Steve Fuller’s Tedx talk considers what it is to be “human”. In it, he throws out the phrase, “Education is a Dying Art” in context of being human in terms of Artifice, as if somehow the thing that distinguishes humans is the notion of being something more than just enough to survive. Becoming human here implies gaining skills, knowledge and awareness of the part of the human in the collective of humanity. This is for me, society: this being the analogue of how the fish is part of the school or the ant is part of the colony. Each has a part to play which must be learned or acquired somehow and for the last few hundred years since the Industrial Revolution has become part of the organisation of society. Education has evolved within the society we are building for the purposes of making humans part of the machine that functions to sustain us all. Those who have learned to play their part function within it.
My thoughts on Fuller’s statement about education being a dying art are that formal, state or society-sponsored preparation of people to play their part in the machine of society is changing. New levels of choice are open to many, not just in the First World of post-Industrialisation, but in the new interconnected world in which access to new roles in the emerging Global Society are possible where they have never been before.
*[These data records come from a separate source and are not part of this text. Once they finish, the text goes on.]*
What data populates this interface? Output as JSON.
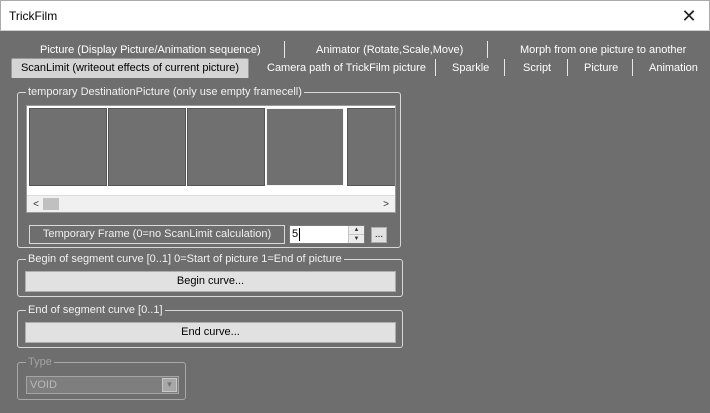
{
  "window": {
    "title": "TrickFilm",
    "close_glyph": "✕"
  },
  "tabs": {
    "row1": [
      {
        "label": "Picture (Display Picture/Animation sequence)"
      },
      {
        "label": "Animator (Rotate,Scale,Move)"
      },
      {
        "label": "Morph from one picture to another"
      }
    ],
    "row2": [
      {
        "label": "ScanLimit (writeout effects of current picture)",
        "active": true
      },
      {
        "label": "Camera path of TrickFilm picture"
      },
      {
        "label": "Sparkle"
      },
      {
        "label": "Script"
      },
      {
        "label": "Picture"
      },
      {
        "label": "Animation"
      }
    ]
  },
  "dest_group": {
    "legend": "temporary DestinationPicture (only use empty framecell)",
    "scroll_left": "<",
    "scroll_right": ">",
    "temp_frame_label": "Temporary Frame (0=no ScanLimit calculation)",
    "temp_frame_value": "5",
    "browse_label": "..."
  },
  "begin_group": {
    "legend": "Begin of segment curve [0..1] 0=Start of picture 1=End of picture",
    "button_label": "Begin curve..."
  },
  "end_group": {
    "legend": "End of segment curve [0..1]",
    "button_label": "End curve..."
  },
  "type_group": {
    "legend": "Type",
    "selected": "VOID"
  },
  "colors": {
    "background": "#6e6e6e",
    "titlebar": "#ffffff",
    "button": "#e1e1e1"
  },
  "icons": {
    "close": "close-icon",
    "spin_up": "triangle-up-icon",
    "spin_down": "triangle-down-icon",
    "dropdown": "chevron-down-icon"
  }
}
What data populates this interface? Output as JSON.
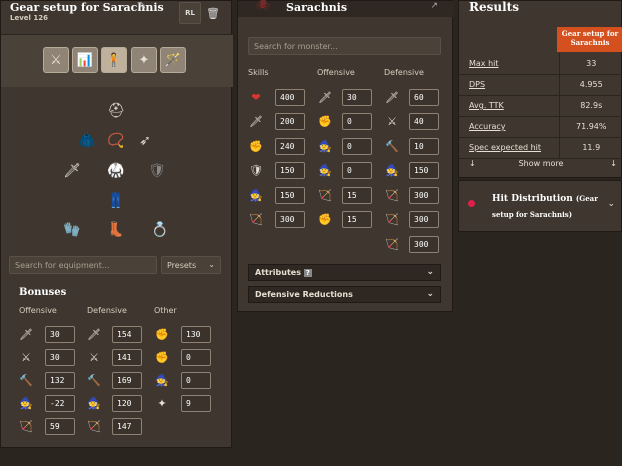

The evolution of our society as a life-form collective which has developed the ability to extend its influence beyond that of any individual’s for purposes beyond mere survival and procreation (which is arguably the limit of DNA-mutation evolution) has reached what might be called a tipping point. There are new realisations that the collective impact of our society is potentially threatening to our survival, but these are incapacitated from mutating survival enhancements by properties of the society itself. We are able to sustain and enhance physical potential beyond what would have been possible without intervention – Steven Hawking, and many more like him – but we do so at a cost we have not yet perhaps become fully aware of in any sense that we can do something about it.
At the individual level, however, things are brighter. Those who would, a hundred years ago, have forever been denied the slightest chance of realising their potential to contribute to the collective, are now finding it possible to participate in opportunities to contribute (and benefit themselves and their families) and make a real difference to the development of all of our health and prosperity. This, through the technologies of infrastructure and communication, increasingly at our fingertips and part of us as the new humans.